# [EXERCISE OBJECTIVE]
Scan the material below for the string "this". Report every line that has it.

# [DATA PROVIDED]

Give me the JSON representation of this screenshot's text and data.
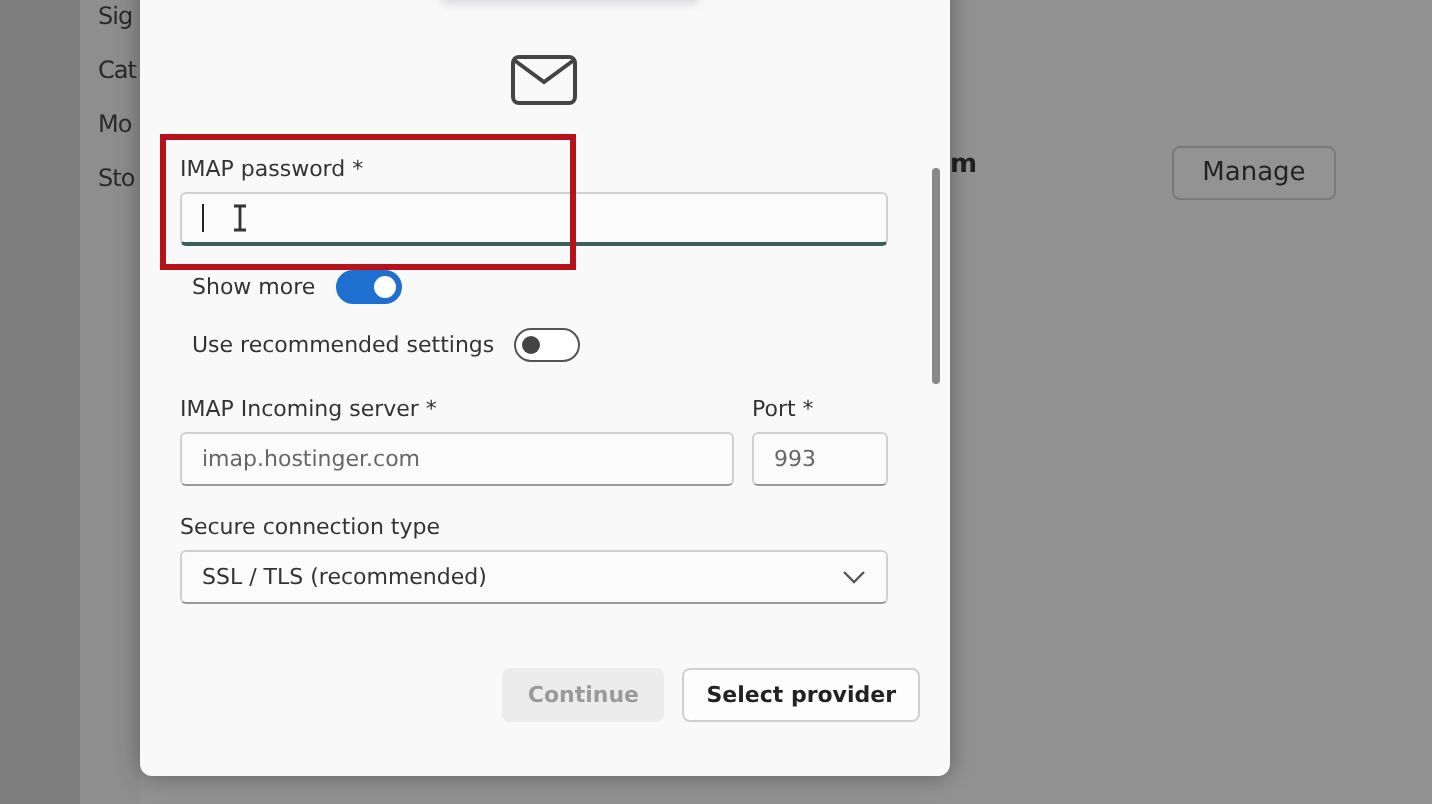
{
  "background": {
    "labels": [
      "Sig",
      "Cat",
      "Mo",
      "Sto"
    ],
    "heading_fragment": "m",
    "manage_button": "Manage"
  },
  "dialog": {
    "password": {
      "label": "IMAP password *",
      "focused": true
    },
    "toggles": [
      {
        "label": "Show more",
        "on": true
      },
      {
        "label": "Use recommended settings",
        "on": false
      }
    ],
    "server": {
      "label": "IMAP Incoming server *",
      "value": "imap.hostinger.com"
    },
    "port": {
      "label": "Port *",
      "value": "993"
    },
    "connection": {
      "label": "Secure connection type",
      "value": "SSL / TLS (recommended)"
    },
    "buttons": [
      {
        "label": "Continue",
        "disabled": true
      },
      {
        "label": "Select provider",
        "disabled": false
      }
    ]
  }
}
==
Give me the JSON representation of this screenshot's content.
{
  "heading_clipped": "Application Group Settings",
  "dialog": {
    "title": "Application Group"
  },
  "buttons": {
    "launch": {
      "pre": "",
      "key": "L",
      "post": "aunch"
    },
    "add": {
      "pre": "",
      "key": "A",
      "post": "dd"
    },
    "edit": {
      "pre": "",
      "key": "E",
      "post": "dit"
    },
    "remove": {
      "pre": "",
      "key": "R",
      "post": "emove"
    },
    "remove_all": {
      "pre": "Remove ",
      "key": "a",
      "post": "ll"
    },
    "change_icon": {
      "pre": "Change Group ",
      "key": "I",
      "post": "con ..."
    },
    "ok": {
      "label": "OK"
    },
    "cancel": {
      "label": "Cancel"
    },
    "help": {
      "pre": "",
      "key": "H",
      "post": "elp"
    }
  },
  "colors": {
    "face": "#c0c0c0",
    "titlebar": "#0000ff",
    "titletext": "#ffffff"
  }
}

# [EXERCISE RESPONSE]
Give me the JSON representation of this screenshot's text and data.
Give me the JSON representation of this screenshot's content.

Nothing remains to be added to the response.